For the life of me I can't dredge up gongs.com but gongs-unlimited.com seems to be the site you mention. It has lots of different styles and a good selection under $37. Granted, at those prices they are brass, but if there is something to it then I'll hear it and not spend a small fortune.

Thanks for the tip.

All the best,
perhaps you should consider other forms of room treatment.
I have. This is just another, low cost aspect that I'd like to tinker with.

On the gongs-unlimited site they have some audio tracks on some of the gongs and though it's not top notch, it gives one a good idea of which type and size gives the sound that I find most pleasing.

I've settled on an 8" concave plate type as opposed to the ones with the centered nipple or with the deep dish frizbee look. There's also a 9" one that sounds great but it's over my budget, for now, and until I deem it worth getting.

I guess it's all about the pitch or tone that it gives off and how harmonious it sounds to you. From that, I'll see if it aids in any kind of air or extension and whether it reacts sympathetically to certain tones without overdoing it.

I'm reminded of a Mapleshade recording, Portraits In Ivory And Brass, where on one track, a trumpet plays some sharp notes close to the sounding board of a piano and you can hear the piano strings vibrate in sympathy with it.

I'm not after that intense a reaction, but rather a much more subtle effect like Chayro says having extra gongs or cymbals on a drum kit adding something to the sound.
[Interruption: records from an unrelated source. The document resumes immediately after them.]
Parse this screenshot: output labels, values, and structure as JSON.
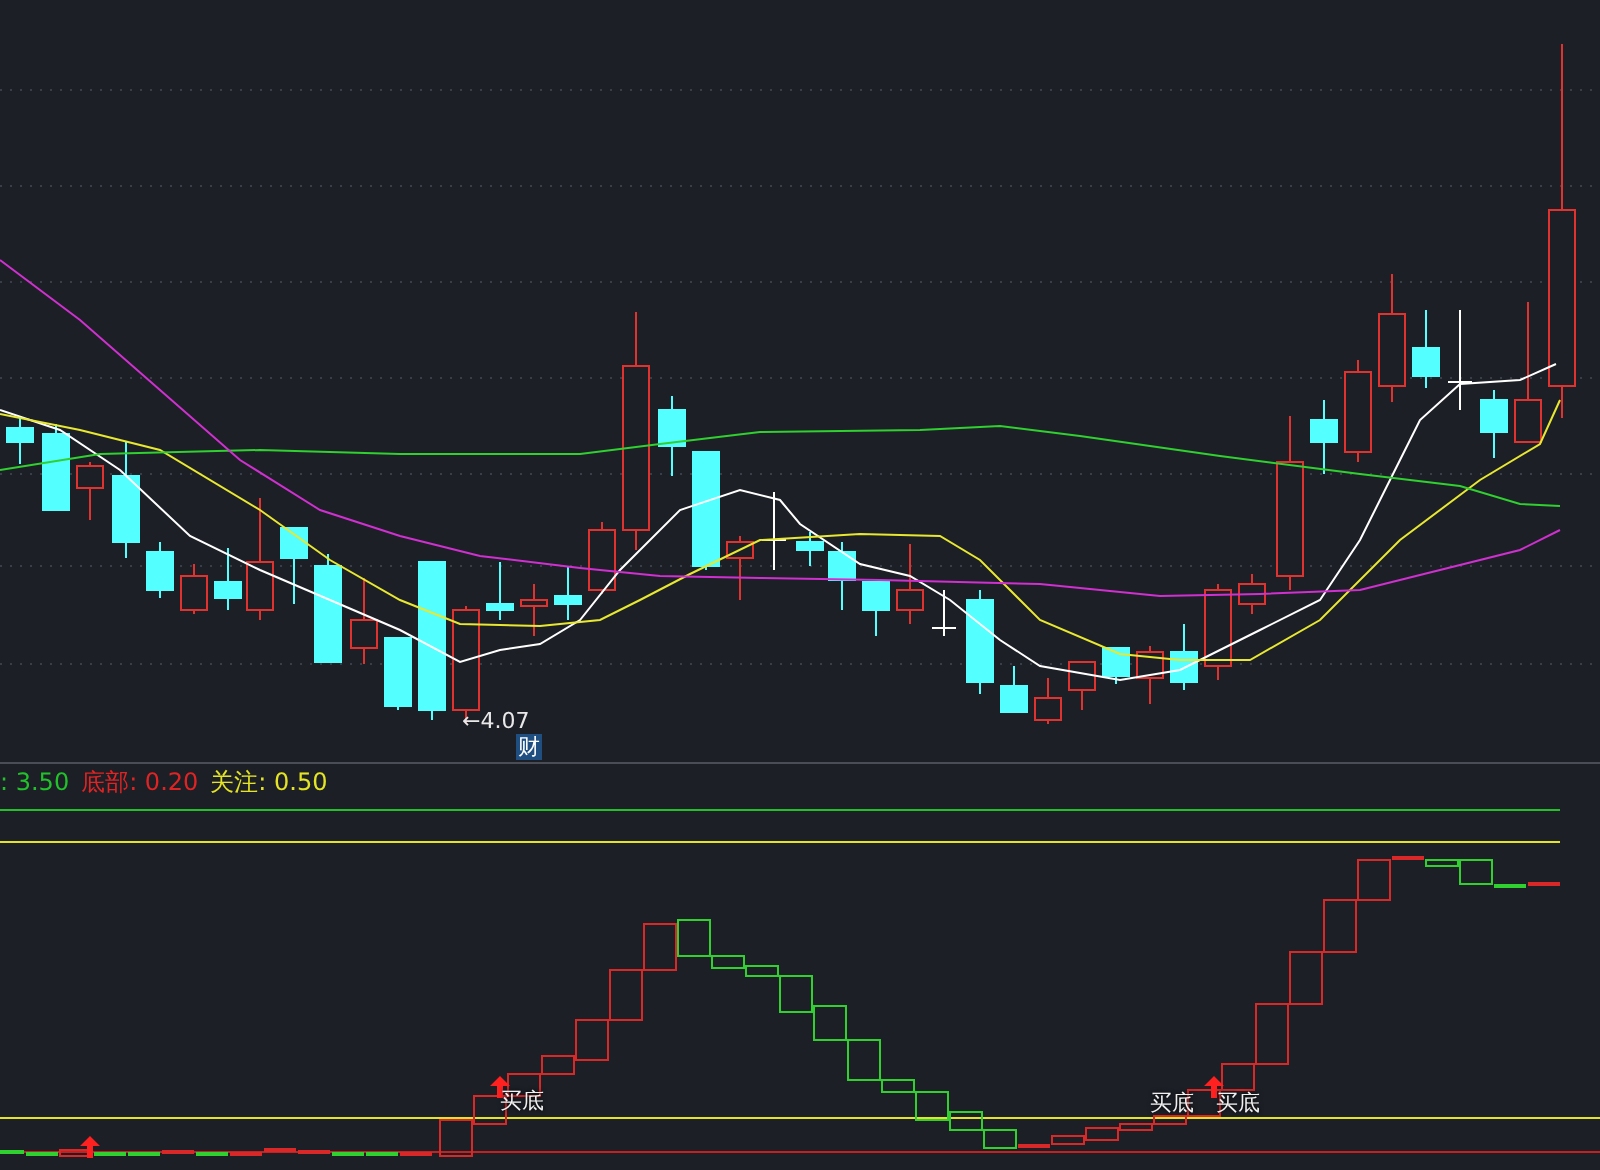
{
  "price_chart": {
    "annotations": [
      {
        "kind": "price",
        "text": "←4.07"
      },
      {
        "kind": "tag",
        "text": "财"
      }
    ]
  },
  "indicator_legend": [
    {
      "text": ": 3.50",
      "color": "#22c02a"
    },
    {
      "text": "底部: 0.20",
      "color": "#e02424"
    },
    {
      "text": "关注: 0.50",
      "color": "#e4e424"
    }
  ],
  "indicator_chart": {
    "signals": [
      {
        "text": "买底"
      },
      {
        "text": "买底"
      },
      {
        "text": "买底"
      }
    ]
  }
}
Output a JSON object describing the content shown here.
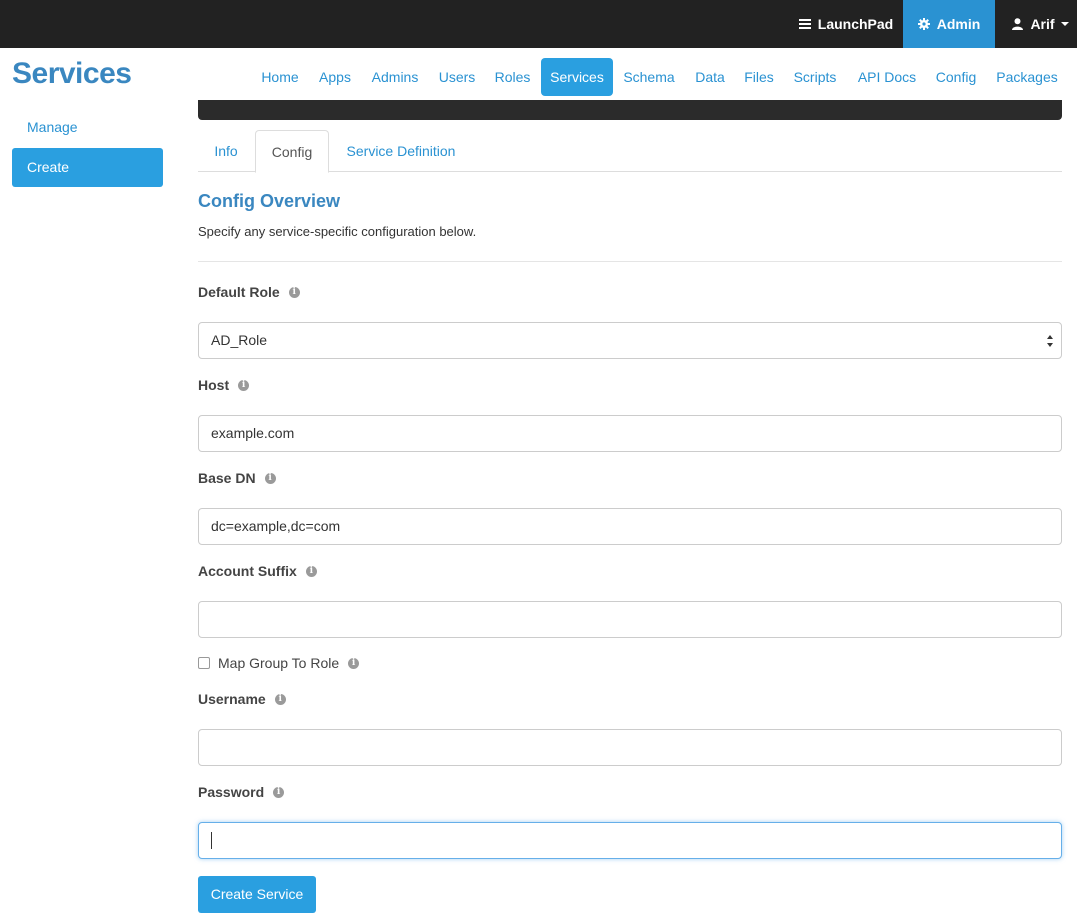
{
  "topbar": {
    "launchpad_label": "LaunchPad",
    "admin_label": "Admin",
    "user_label": "Arif"
  },
  "page_title": "Services",
  "nav": {
    "items": [
      {
        "label": "Home"
      },
      {
        "label": "Apps"
      },
      {
        "label": "Admins"
      },
      {
        "label": "Users"
      },
      {
        "label": "Roles"
      },
      {
        "label": "Services"
      },
      {
        "label": "Schema"
      },
      {
        "label": "Data"
      },
      {
        "label": "Files"
      },
      {
        "label": "Scripts"
      },
      {
        "label": "API Docs"
      },
      {
        "label": "Config"
      },
      {
        "label": "Packages"
      }
    ],
    "active": "Services"
  },
  "sidebar": {
    "manage_label": "Manage",
    "create_label": "Create"
  },
  "tabs": {
    "info": "Info",
    "config": "Config",
    "service_definition": "Service Definition",
    "active": "Config"
  },
  "config": {
    "title": "Config Overview",
    "description": "Specify any service-specific configuration below.",
    "default_role": {
      "label": "Default Role",
      "value": "AD_Role"
    },
    "host": {
      "label": "Host",
      "value": "example.com"
    },
    "base_dn": {
      "label": "Base DN",
      "value": "dc=example,dc=com"
    },
    "account_suffix": {
      "label": "Account Suffix",
      "value": ""
    },
    "map_group_to_role": {
      "label": "Map Group To Role",
      "checked": false
    },
    "username": {
      "label": "Username",
      "value": ""
    },
    "password": {
      "label": "Password",
      "value": ""
    },
    "submit_label": "Create Service"
  },
  "colors": {
    "accent": "#2a9fe0",
    "topbar": "#222222",
    "title": "#3a87c0"
  }
}
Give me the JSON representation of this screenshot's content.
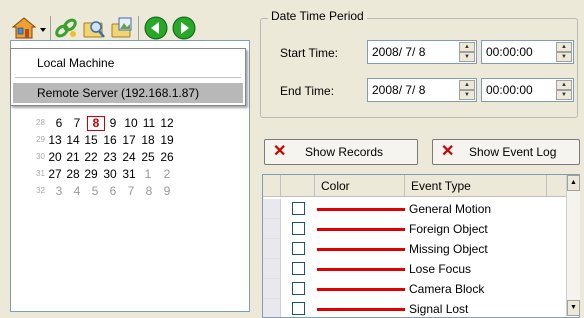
{
  "toolbar": {
    "icons": [
      "home-icon",
      "chevron-down-icon",
      "link-icon",
      "search-folder-icon",
      "image-folder-icon",
      "back-arrow-icon",
      "forward-arrow-icon"
    ]
  },
  "menu": {
    "items": [
      {
        "label": "Local Machine"
      },
      {
        "label": "Remote Server (192.168.1.87)",
        "selected": true
      }
    ]
  },
  "calendar": {
    "weeks": [
      {
        "wk": "28",
        "days": [
          {
            "d": "6"
          },
          {
            "d": "7"
          },
          {
            "d": "8",
            "today": true
          },
          {
            "d": "9"
          },
          {
            "d": "10"
          },
          {
            "d": "11"
          },
          {
            "d": "12"
          }
        ]
      },
      {
        "wk": "29",
        "days": [
          {
            "d": "13"
          },
          {
            "d": "14"
          },
          {
            "d": "15"
          },
          {
            "d": "16"
          },
          {
            "d": "17"
          },
          {
            "d": "18"
          },
          {
            "d": "19"
          }
        ]
      },
      {
        "wk": "30",
        "days": [
          {
            "d": "20"
          },
          {
            "d": "21"
          },
          {
            "d": "22"
          },
          {
            "d": "23"
          },
          {
            "d": "24"
          },
          {
            "d": "25"
          },
          {
            "d": "26"
          }
        ]
      },
      {
        "wk": "31",
        "days": [
          {
            "d": "27"
          },
          {
            "d": "28"
          },
          {
            "d": "29"
          },
          {
            "d": "30"
          },
          {
            "d": "31"
          },
          {
            "d": "1",
            "other": true
          },
          {
            "d": "2",
            "other": true
          }
        ]
      },
      {
        "wk": "32",
        "days": [
          {
            "d": "3",
            "other": true
          },
          {
            "d": "4",
            "other": true
          },
          {
            "d": "5",
            "other": true
          },
          {
            "d": "6",
            "other": true
          },
          {
            "d": "7",
            "other": true
          },
          {
            "d": "8",
            "other": true
          },
          {
            "d": "9",
            "other": true
          }
        ]
      }
    ],
    "today_color": "#cc0000"
  },
  "period": {
    "title": "Date Time Period",
    "start_label": "Start Time:",
    "start_date": "2008/ 7/ 8",
    "start_time": "00:00:00",
    "end_label": "End Time:",
    "end_date": "2008/ 7/ 8",
    "end_time": "00:00:00"
  },
  "buttons": {
    "show_records": "Show Records",
    "show_event_log": "Show Event Log"
  },
  "table": {
    "headers": {
      "color": "Color",
      "event_type": "Event Type"
    },
    "line_color": "#e00000",
    "rows": [
      {
        "event": "General Motion",
        "checked": false
      },
      {
        "event": "Foreign Object",
        "checked": false
      },
      {
        "event": "Missing Object",
        "checked": false
      },
      {
        "event": "Lose Focus",
        "checked": false
      },
      {
        "event": "Camera Block",
        "checked": false
      },
      {
        "event": "Signal Lost",
        "checked": false
      }
    ]
  }
}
Or, the effect I heard at the Newport Audio Show that I started this thread with.

Time will soon tell.

All the best,